Top Supplements Vegans DON'T Need to Be Taking

I work out three or four times a week, I have Botox, take tons of vitamins and vitamin infusions - if you believe that these things work, you will feel better.
— Simon Cowell

One of the arguments against a vegan diet is that it lacks certain essential nutrients. If you are a vegan who lives off of mainly diet soda and potato chips, then yeah, you’re probably gonna die. But that is true for anyone who consumes mostly processed foods. When this argument is put up against a balanced vegan diet it holds no water.

Some of the most obvious nutrients that a plant-based diet is abundant in are the following:

  • Fiber

  • Vitamin A

  • Thiamin

  • Riboflavin

  • Vitamin C

  • Vitamin E

  • Vitamin D

  • Vitamin K

This is especially true for Vitamin K, one serving of leafy greens will typically provide about nine times the daily recommended intake. In other words, if you are vegan and you are Vitamin K deficient you need to seriously rethink your life.

Other nutrients that are not as closely associated with a plant-based diet are still found to be abundant include:

Biotin

What does it do? It is most revered for it’s role in skin health but also helps to balance blood sugar.

Where is it found: peanuts, almonds, sweet potatoes

Manganese

What does it do? Aids in bone and collagen production and helps to protect against free radicals

Where is it found: Various seeds, cloves, oats, garbanzo beans, brown rice

Omega-3 Fatty Acids

What does it do? Supports the cardiovascular and immune system. This is another nutrient that is ridiculously abundant in a plant-based diet.

Where is it found: Think plant-based fat sources, flax seeds, various nuts, soy

Copper

What does it do? Helps form iron into red blood cells, supports collagen and connective tissue, balances cholesterol

Where is it found: Various nuts and seed, legumes, soy,shiitake mushrooms

Molybdenum

What does it do? Balances sulfur, which is important for eliminating contiminants found in food from the body, and antioxidant protection

Where is it found: Various legumes, oats, barley

Folate

What does it do? Promote production of molecules essential for sending nerve signals through the body, balance levels of homocysteine in blood (having too much Hcy may lead to cardiovascular disease).

Where is it found: Legumes, green vegetables like spinach, broccoli, asparagus

 

 

The major nutrients that could potentially be lacking in a vegan diet would be zinc, iron, cobalamin (vitamin B12), niacin (vitamin B3, and pyridoxine (vitamin B6). These nutrients are more limited in plant sources, but in a balanced diet can be obtained.

Zinc can be sourced from quinoa, lentils, and various nuts and seeds in substantial amounts.

Iron, some of its best sources are leafy greens and legumes.
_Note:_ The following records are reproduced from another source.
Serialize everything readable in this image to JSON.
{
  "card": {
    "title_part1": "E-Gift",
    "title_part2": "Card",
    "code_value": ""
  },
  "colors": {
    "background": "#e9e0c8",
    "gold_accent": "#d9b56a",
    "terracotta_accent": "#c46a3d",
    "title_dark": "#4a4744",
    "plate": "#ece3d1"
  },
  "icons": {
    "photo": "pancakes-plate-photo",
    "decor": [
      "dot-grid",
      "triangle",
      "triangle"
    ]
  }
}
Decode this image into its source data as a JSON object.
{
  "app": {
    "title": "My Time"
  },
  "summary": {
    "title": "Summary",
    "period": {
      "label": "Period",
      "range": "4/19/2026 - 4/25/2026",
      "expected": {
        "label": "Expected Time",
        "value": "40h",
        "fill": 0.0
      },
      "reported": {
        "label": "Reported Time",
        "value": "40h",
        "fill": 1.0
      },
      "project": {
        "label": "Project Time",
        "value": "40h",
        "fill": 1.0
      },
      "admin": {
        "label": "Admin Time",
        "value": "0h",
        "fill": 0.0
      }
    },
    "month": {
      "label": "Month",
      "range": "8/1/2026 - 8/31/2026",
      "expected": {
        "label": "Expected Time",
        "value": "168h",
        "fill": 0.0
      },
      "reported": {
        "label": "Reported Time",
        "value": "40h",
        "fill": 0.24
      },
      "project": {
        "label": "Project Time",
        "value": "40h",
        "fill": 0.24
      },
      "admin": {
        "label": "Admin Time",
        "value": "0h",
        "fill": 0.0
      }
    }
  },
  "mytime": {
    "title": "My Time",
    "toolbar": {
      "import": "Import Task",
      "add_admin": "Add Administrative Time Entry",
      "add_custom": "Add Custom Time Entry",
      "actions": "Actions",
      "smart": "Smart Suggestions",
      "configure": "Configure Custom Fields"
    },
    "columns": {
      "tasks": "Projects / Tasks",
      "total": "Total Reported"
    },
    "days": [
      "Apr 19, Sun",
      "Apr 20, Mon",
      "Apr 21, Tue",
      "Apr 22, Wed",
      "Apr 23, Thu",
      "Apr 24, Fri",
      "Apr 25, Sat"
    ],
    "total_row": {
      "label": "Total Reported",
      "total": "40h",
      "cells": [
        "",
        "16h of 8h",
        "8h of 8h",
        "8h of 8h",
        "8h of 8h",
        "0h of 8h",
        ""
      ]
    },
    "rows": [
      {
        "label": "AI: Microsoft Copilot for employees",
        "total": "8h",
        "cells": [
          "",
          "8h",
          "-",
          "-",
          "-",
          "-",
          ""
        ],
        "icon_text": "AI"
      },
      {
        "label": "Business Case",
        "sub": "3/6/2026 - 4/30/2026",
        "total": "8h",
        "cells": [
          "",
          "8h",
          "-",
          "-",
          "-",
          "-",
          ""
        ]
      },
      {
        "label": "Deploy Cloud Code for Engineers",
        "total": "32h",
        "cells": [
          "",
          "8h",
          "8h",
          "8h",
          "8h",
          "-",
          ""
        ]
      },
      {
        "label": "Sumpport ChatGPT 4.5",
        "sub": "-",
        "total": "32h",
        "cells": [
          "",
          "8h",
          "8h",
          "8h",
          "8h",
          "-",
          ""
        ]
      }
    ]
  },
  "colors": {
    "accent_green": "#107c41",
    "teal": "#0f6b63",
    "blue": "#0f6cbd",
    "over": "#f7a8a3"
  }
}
So, no more jokes about anemic vegans.

Cobalamin is the most difficult to source from plats. It can ,however, be found in large amounts in nutritional yeast (a vegan foodie staple!) and is often fortified in products such as breakfast cereals and non-dairy milk.

Niacin requirements can easily be met through consumption of peanuts, brown rice, sweet potato, barley, and a few other vegetables.

Pyridoxine can be found in sweet potato, sunflower seeds, spinach, and bananas in adequate amounts.

 

In conclusion, a well balanced plant-based diet will not leave a vegan malnourished as critics have claimed. Since nutrients are more easily absorbed through food rather than supplements it is good to keep a varied diet based on whole foods.

hese sites provide good sources for information on essential nutrients and their roles in the human body:

  • http://www.eolss.net/sample-chapters/c10/E5-01A-06-01.pdf
  • http://www.whfoods.com/nutrientstoc.php